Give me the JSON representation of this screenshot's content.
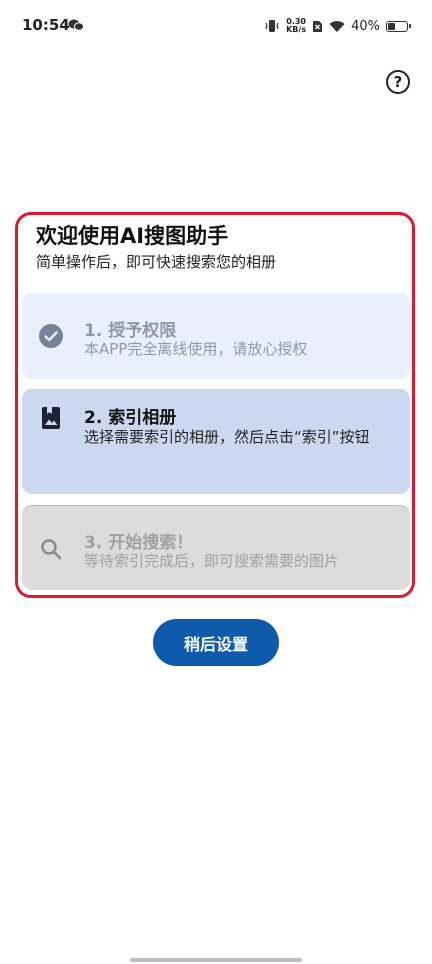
{
  "status_bar": {
    "time": "10:54",
    "net_speed_value": "0.30",
    "net_speed_unit": "KB/s",
    "battery": "40%",
    "battery_level": 0.4
  },
  "header": {
    "help_label": "?"
  },
  "welcome": {
    "title": "欢迎使用AI搜图助手",
    "subtitle": "简单操作后，即可快速搜索您的相册"
  },
  "steps": [
    {
      "title": "1. 授予权限",
      "description": "本APP完全离线使用，请放心授权",
      "icon": "check-circle-icon",
      "state": "done"
    },
    {
      "title": "2. 索引相册",
      "description": "选择需要索引的相册，然后点击“索引”按钮",
      "icon": "photo-album-icon",
      "state": "active"
    },
    {
      "title": "3. 开始搜索！",
      "description": "等待索引完成后，即可搜索需要的图片",
      "icon": "search-icon",
      "state": "pending"
    }
  ],
  "actions": {
    "later_label": "稍后设置"
  },
  "colors": {
    "highlight": "#e0182b",
    "primary": "#0f5bab",
    "step_done_bg": "#eaf0fb",
    "step_active_bg": "#cbd8ef",
    "step_pending_bg": "#dcdcdc"
  }
}
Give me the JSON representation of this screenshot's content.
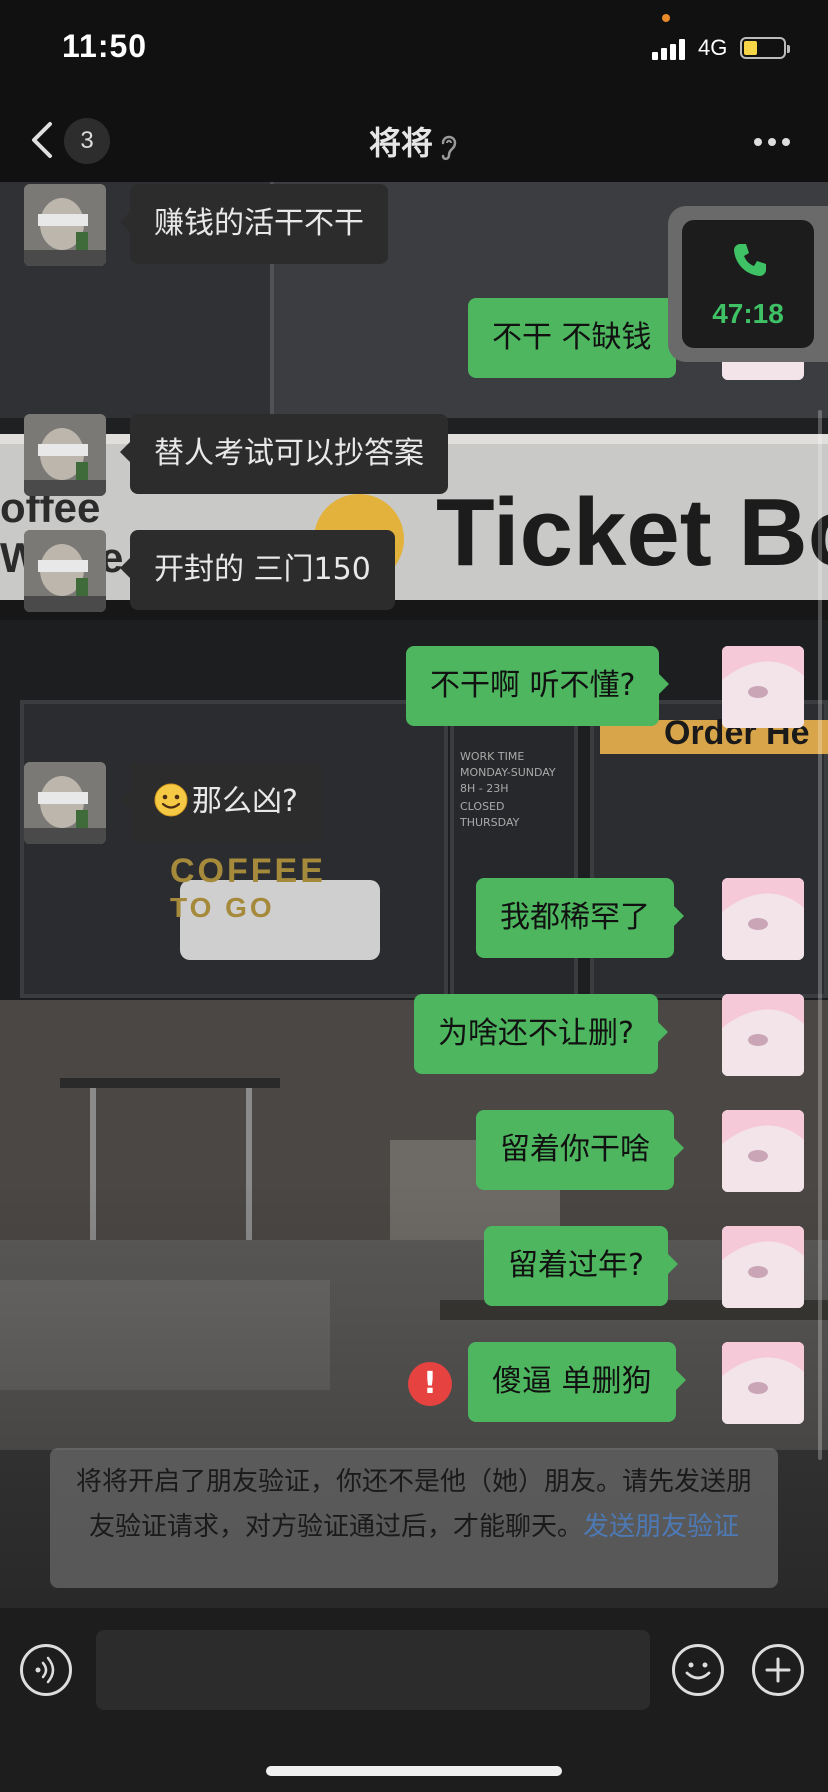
{
  "status_bar": {
    "time": "11:50",
    "network": "4G"
  },
  "nav": {
    "back_badge": "3",
    "title": "将将"
  },
  "call": {
    "duration": "47:18"
  },
  "background": {
    "sign_left_1": "offee",
    "sign_left_2": "W",
    "sign_left_3": "e",
    "sign_ticket": "Ticket Bo",
    "sign_order": "Order He",
    "window_text_1": "WORK TIME",
    "window_text_2": "MONDAY-SUNDAY",
    "window_text_3": "8H - 23H",
    "window_text_4": "CLOSED",
    "window_text_5": "THURSDAY",
    "coffee_1": "COFFEE",
    "coffee_2": "TO GO"
  },
  "messages": [
    {
      "side": "in",
      "text": "赚钱的活干不干"
    },
    {
      "side": "out",
      "text": "不干 不缺钱"
    },
    {
      "side": "in",
      "text": "替人考试可以抄答案"
    },
    {
      "side": "in",
      "text": "开封的 三门150"
    },
    {
      "side": "out",
      "text": "不干啊 听不懂?"
    },
    {
      "side": "in",
      "text": "那么凶?",
      "emoji": "smile"
    },
    {
      "side": "out",
      "text": "我都稀罕了"
    },
    {
      "side": "out",
      "text": "为啥还不让删?"
    },
    {
      "side": "out",
      "text": "留着你干啥"
    },
    {
      "side": "out",
      "text": "留着过年?"
    },
    {
      "side": "out",
      "text": "傻逼 单删狗",
      "failed": true
    }
  ],
  "error_mark": "!",
  "notice": {
    "text": "将将开启了朋友验证，你还不是他（她）朋友。请先发送朋友验证请求，对方验证通过后，才能聊天。",
    "link": "发送朋友验证"
  },
  "input": {
    "value": "",
    "placeholder": ""
  },
  "icons": {
    "back": "chevron-left-icon",
    "ear": "ear-icon",
    "more": "more-dots-icon",
    "phone": "phone-icon",
    "voice": "voice-icon",
    "emoji": "emoji-icon",
    "plus": "plus-icon"
  },
  "colors": {
    "outgoing_bubble": "#4db65e",
    "incoming_bubble": "#2c2c2c",
    "call_green": "#3fc266",
    "error_red": "#e64340",
    "link_blue": "#4d79b5"
  }
}
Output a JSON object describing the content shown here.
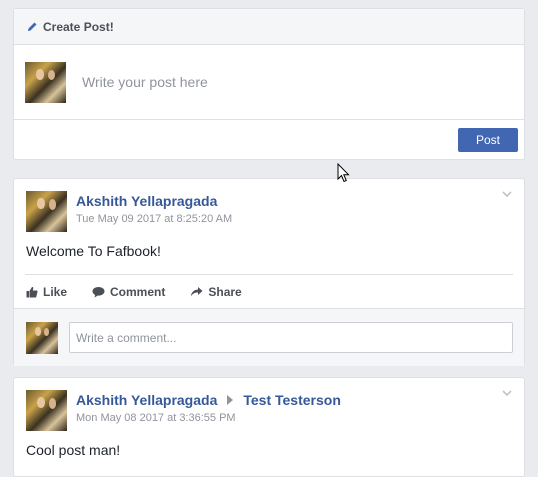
{
  "create_post": {
    "header": "Create Post!",
    "placeholder": "Write your post here",
    "post_button": "Post"
  },
  "posts": [
    {
      "author": "Akshith Yellapragada",
      "recipient": "",
      "timestamp": "Tue May 09 2017 at  8:25:20 AM",
      "text": "Welcome To Fafbook!",
      "actions": {
        "like": "Like",
        "comment": "Comment",
        "share": "Share"
      },
      "comment_placeholder": "Write a comment..."
    },
    {
      "author": "Akshith Yellapragada",
      "recipient": "Test Testerson",
      "timestamp": "Mon May 08 2017 at  3:36:55 PM",
      "text": "Cool post man!"
    }
  ],
  "colors": {
    "link": "#365899",
    "button": "#4267b2",
    "muted": "#90949c",
    "background": "#e9ebee"
  },
  "icons": [
    "pencil-icon",
    "chevron-down-icon",
    "like-icon",
    "comment-icon",
    "share-icon",
    "caret-right-icon",
    "mouse-cursor-icon"
  ]
}
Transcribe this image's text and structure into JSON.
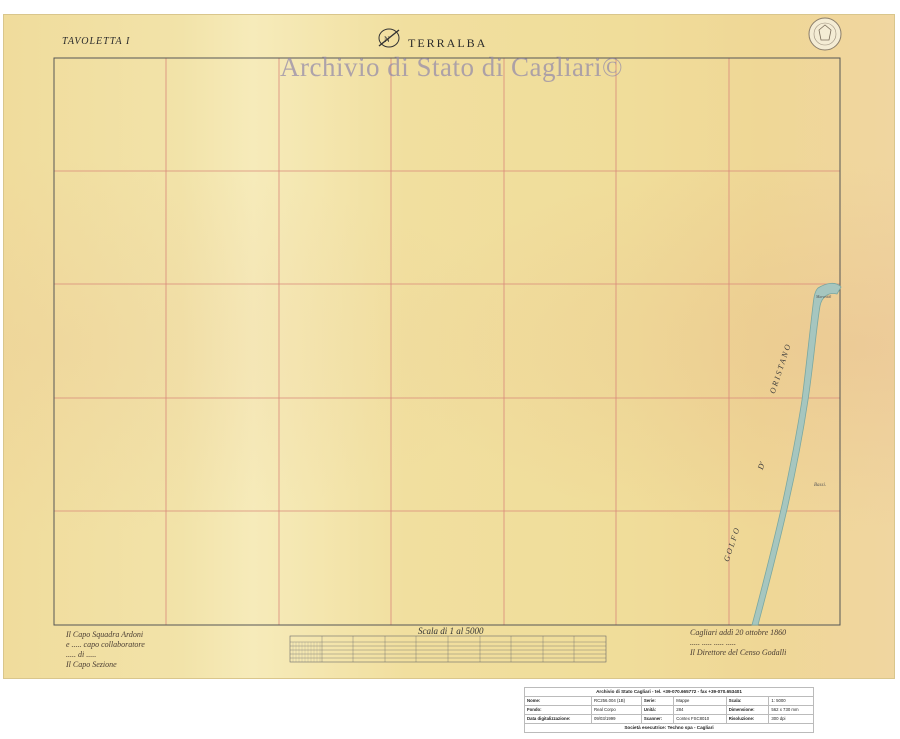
{
  "map": {
    "sheet_label": "TAVOLETTA I",
    "place_name": "TERRALBA",
    "watermark": "Archivio di Stato di Cagliari©",
    "sea_label_words": [
      "GOLFO",
      "D'",
      "ORISTANO"
    ],
    "scale_label": "Scala di 1 al 5000",
    "colors": {
      "paper": "#f1df9f",
      "grid": "#d9887a",
      "frame": "#5a5a5a",
      "coast": "#9ec3bd"
    }
  },
  "signatures": {
    "left": [
      "Il Capo Squadra Ardoni",
      "e  ..... capo collaboratore",
      "..... di .....",
      "Il Capo Sezione"
    ],
    "right": [
      "Cagliari addì 20 ottobre 1860",
      "..... ..... ..... .....",
      "Il Direttore del Censo Godalli"
    ]
  },
  "info_card": {
    "header": "Archivio di Stato Cagliari - tel. +39-070.665772 - fax +39-070.653401",
    "rows": [
      [
        "Nome:",
        "RC256.004 (1B)",
        "Serie:",
        "Mappe",
        "Scala:",
        "1: 5000"
      ],
      [
        "Fondo:",
        "Real Corpo",
        "Unità:",
        "284",
        "Dimensione:",
        "562 x 730 mm"
      ],
      [
        "Data digitalizzazione:",
        "09/03/1999",
        "Scanner:",
        "Contex FSC8010",
        "Risoluzione:",
        "300 dpi"
      ]
    ],
    "footer": "Società esecutrice: Techno spa - Cagliari"
  }
}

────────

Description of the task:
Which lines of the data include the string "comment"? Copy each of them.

Response:
        "comment": "Comment",
      "comment_placeholder": "Write a comment..."
    "comment-icon",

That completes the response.